October 22, 2007
Report Raises Awareness of Obstetric Fistula
Special Issue of Obstetric Journal Brings Visibility to Devastating Postpartum Condition
Virtually eliminated in developed nations, a postpartum condition known as obstetric fistula continues to debilitate millions of women in developing nations, and in a special issue of the International Journal of Gynecology and Obstetrics, researchers at Johns Hopkins Bloomberg School of Public Health draw attention to the devastating effects of the condition, as well as to the need for more data and for an improved public health strategy. Obstetric fistula, a permanent condition resulting from obstructed labor and usually accompanied by fetal death, causes women to experience constant leakage of urine or feces. Unable to resume their functions as wives and mothers, these women often are ostracized by their families and communities. The supplement, funded by the Bill and Melinda Gates Institute for Population and Reproductive Health at Johns Hopkins School of Public Health and UNFPA (United Nations Population Fund), was released October 18 to coincide with the Women Deliver Global Conference in London.
Over the last century, fistula has become unknown in developed nations, as improvements in obstetric care, particularly in the availability of C-sections, have reduced the incidence almost to zero; in the rare cases of fistula in developed nations, treatment, which requires complicated surgery, is available.
In developing nations, however, when obstructed delivery (delivery lasting longer than three days) results in fistula, the woman not only suffers the loss of the child and the physical damage, but often she is stigmatized and shunned by her husband and community. “She becomes an outcast, and her life is changed forever—socially, economically, psychologically,” said Saifuddin Ahmed, PhD, one of the co-editors of the special issue and an assistant professor in the Bloomberg School’s Department of Population, Family and Reproductive Health.
“Until recently, this condition has been completely ignored by public health officials,” said Ahmed. In the special issue’s foreword, the co-authors contend that the continued existence of fistula is a “shameful affront” to those who plan and implement public health policies.
With funding from the UNFPA, Ahmed, René Genadry, MD, associate professor of obstetrics and gynecology in Johns Hopkins School of Medicine and Cynthia Stanton, PhD, MPH, an assistant professor at the School’s Department of Population, Family and Reproductive Health, will lead a study, expected to begin by the end of this year, in which they examine the social aspects of fistula—both the etiology of the condition and the patients’ re-integration into society after reparative surgery.
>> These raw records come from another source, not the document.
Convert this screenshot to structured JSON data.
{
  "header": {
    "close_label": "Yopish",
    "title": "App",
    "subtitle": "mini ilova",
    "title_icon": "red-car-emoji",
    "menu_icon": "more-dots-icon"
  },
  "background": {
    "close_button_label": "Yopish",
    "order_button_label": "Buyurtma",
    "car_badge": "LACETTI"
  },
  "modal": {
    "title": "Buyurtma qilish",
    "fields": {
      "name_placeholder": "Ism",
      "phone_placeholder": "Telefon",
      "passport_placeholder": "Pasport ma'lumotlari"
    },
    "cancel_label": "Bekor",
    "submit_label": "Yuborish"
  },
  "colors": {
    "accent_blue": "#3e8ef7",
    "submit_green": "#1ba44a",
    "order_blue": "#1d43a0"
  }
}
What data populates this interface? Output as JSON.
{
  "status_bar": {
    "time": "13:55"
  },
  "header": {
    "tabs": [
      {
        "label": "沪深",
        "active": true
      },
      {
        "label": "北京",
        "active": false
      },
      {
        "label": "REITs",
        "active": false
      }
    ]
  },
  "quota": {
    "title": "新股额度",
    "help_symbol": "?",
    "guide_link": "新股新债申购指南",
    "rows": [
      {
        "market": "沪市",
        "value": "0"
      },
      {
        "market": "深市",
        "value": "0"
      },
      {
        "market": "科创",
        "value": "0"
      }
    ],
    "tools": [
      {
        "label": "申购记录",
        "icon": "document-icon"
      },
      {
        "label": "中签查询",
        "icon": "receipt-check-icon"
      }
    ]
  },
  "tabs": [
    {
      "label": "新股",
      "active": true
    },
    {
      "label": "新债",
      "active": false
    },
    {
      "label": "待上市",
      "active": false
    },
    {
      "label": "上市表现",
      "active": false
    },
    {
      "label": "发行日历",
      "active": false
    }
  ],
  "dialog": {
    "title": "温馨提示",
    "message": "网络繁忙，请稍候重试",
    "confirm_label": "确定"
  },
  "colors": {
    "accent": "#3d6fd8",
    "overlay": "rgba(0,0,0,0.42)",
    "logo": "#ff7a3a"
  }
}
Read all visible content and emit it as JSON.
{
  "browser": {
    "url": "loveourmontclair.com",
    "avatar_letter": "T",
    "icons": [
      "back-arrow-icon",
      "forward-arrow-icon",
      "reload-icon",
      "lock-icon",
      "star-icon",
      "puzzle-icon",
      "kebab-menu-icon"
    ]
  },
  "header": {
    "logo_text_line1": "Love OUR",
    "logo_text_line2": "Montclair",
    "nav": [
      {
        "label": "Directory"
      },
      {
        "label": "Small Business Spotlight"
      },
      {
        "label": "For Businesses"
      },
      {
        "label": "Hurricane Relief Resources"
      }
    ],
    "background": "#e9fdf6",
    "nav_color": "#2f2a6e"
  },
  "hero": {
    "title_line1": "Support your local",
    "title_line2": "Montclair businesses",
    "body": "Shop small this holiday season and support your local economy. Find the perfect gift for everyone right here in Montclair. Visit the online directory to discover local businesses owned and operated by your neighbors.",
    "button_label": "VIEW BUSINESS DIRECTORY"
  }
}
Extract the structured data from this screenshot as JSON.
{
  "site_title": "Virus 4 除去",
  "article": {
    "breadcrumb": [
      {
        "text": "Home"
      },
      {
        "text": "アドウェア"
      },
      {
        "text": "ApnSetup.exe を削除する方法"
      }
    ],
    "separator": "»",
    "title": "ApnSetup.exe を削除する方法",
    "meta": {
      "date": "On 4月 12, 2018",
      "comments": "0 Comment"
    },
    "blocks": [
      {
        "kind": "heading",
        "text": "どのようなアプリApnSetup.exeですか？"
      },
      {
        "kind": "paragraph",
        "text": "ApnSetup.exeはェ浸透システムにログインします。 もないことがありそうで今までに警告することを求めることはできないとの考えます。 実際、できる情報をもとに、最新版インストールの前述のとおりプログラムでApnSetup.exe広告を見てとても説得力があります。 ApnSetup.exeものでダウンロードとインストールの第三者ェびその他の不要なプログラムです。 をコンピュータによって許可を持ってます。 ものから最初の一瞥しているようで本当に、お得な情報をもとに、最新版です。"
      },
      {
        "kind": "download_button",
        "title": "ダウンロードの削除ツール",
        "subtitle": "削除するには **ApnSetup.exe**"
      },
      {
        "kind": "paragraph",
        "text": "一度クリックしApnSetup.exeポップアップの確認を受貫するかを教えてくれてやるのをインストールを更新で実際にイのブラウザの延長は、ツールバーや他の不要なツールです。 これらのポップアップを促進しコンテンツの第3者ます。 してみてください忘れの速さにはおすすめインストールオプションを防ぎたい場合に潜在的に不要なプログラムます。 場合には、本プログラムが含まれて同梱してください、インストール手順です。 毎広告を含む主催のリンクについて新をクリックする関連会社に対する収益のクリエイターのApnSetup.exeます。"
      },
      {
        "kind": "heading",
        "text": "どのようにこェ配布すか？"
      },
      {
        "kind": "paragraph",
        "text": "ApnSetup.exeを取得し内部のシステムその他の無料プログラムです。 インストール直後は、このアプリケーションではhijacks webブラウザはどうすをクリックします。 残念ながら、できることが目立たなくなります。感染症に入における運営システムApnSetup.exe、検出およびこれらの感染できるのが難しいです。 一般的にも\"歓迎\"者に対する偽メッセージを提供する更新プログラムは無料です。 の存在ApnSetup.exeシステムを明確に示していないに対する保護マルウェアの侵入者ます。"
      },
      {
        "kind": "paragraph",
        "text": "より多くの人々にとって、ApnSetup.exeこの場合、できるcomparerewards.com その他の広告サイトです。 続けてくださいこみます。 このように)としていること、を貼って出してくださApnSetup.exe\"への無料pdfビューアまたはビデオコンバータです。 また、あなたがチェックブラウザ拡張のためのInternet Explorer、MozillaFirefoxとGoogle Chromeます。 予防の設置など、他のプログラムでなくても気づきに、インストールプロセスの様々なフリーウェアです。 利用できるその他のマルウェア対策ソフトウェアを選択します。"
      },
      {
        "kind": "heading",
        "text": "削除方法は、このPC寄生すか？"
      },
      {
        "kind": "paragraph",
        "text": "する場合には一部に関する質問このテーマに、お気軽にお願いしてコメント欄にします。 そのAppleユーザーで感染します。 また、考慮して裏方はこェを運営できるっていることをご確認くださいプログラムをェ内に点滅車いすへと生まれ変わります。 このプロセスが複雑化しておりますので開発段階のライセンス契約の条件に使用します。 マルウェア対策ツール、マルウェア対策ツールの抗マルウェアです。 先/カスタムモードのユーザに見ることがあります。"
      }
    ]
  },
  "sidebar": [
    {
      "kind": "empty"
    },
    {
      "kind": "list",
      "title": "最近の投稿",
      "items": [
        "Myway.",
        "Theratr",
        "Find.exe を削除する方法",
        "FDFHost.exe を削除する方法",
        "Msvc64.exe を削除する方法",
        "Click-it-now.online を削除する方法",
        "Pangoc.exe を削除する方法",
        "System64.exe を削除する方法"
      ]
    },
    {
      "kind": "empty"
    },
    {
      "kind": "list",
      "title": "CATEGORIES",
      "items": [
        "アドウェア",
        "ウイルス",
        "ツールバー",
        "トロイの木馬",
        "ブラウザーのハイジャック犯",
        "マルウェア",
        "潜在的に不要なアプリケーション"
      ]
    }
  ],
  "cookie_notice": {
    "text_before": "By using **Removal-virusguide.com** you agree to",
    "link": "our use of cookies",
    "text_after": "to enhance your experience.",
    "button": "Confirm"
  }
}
A further goal of the study is to increase visibility of the condition and to develop a standardized classification system to improve its clinical management and repair. The seven countries included in the study are Bangladesh, Benin, Ethiopia, Mali, Niger, Nigeria and Sudan; Ahmed, Genadry and Stanton expect to work with the World Health Organization.
Because the surgery to repair fistula is complex, said Ahmed, “prevention is the key.” Amy Tsui, PhD, director of the Bill and Melinda Gates Institute for Population and Reproductive Health at Johns Hopkins School of Public Health, noted that C-sections are only part of the prevention. “In some countries,” said Tsui, “girls are having their first births at age 13, and their bodies just aren’t ready to deliver babies. Part of prevention is delaying the age of pregnancy, which means delaying the age of marriage.”
“Prevention and Treatment of Obstetric Fistula: Identifying Research Needs and Public Health Priorities,” was co-edited by Saifuddin Ahmed, PhD; René Genadry, MD, an obstetrician at Johns Hopkins School of Medicine; and Cynthia Stanton, PhD, MPH.
The supplement was funded by the Bill and Melinda Gates Institute for Population and Reproductive Health at Johns Hopkins School of Public Health and by UNFPA (United Nations Population Fund).Public Affairs media contact for the Johns Hopkins Bloomberg School of Public Health: Tim Parsons at 410-955-6878 or email@example.com.